• **Your assignment**
Each line in the entries that has the word "this" has to be copied.

• **Collected data entries**
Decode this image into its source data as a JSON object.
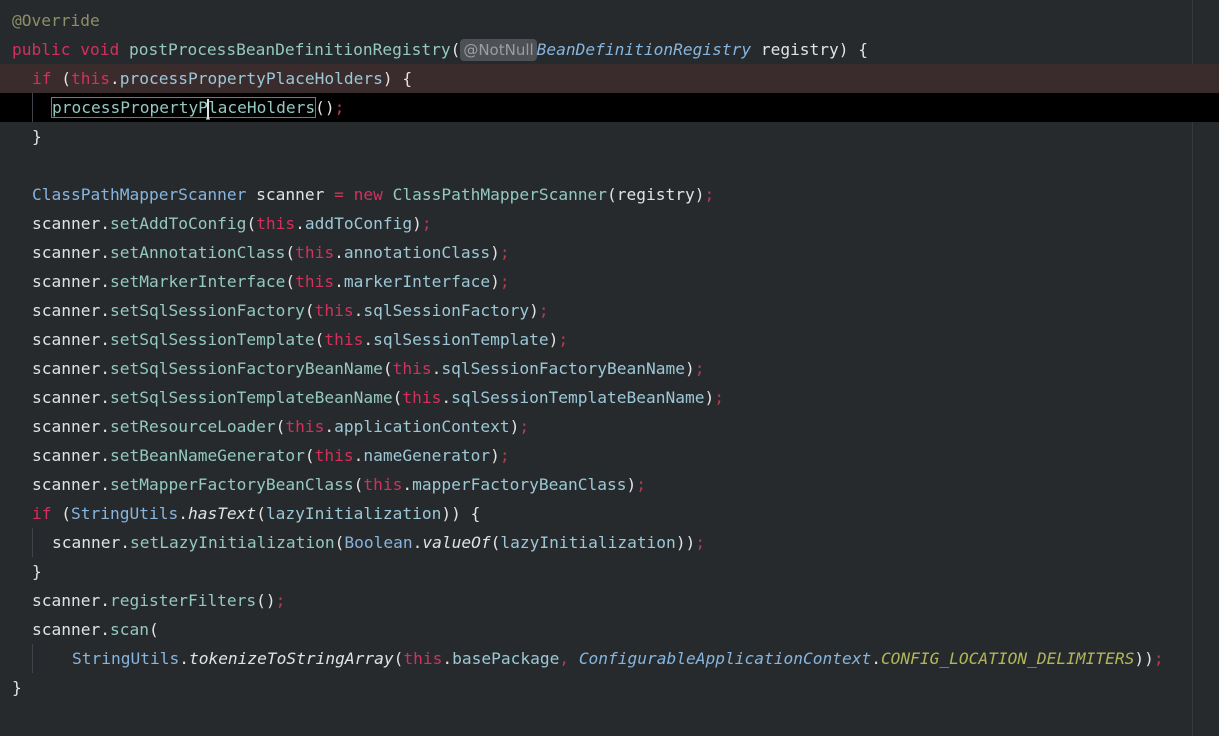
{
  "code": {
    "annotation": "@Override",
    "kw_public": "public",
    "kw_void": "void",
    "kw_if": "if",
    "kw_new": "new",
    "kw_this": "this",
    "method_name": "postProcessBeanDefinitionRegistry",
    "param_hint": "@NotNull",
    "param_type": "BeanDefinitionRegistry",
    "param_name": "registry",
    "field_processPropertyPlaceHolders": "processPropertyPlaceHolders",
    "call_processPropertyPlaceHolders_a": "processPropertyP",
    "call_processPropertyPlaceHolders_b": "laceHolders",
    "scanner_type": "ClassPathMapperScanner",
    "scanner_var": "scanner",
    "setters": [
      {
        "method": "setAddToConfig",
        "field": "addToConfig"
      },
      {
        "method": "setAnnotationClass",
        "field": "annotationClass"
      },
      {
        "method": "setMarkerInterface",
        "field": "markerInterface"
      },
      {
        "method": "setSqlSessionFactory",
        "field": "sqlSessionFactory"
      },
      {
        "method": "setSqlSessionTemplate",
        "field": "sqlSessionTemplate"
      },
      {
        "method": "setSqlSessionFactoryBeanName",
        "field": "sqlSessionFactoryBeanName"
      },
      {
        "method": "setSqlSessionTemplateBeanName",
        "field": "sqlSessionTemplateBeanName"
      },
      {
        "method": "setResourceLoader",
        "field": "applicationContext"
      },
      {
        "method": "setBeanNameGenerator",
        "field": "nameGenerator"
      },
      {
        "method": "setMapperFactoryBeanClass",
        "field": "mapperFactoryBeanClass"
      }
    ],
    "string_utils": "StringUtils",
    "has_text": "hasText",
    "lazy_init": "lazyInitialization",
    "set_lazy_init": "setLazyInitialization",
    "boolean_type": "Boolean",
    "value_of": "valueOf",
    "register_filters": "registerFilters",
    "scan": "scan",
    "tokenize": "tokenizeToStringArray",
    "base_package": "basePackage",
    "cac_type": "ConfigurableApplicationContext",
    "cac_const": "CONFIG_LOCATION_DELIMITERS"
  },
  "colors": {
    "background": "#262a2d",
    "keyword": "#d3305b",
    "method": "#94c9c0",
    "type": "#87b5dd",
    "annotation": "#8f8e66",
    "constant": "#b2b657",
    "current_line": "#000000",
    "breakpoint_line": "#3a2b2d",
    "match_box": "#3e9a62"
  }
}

• **Expected answer**
Decode this image into its source data as a JSON object.
    "kw_this": "this",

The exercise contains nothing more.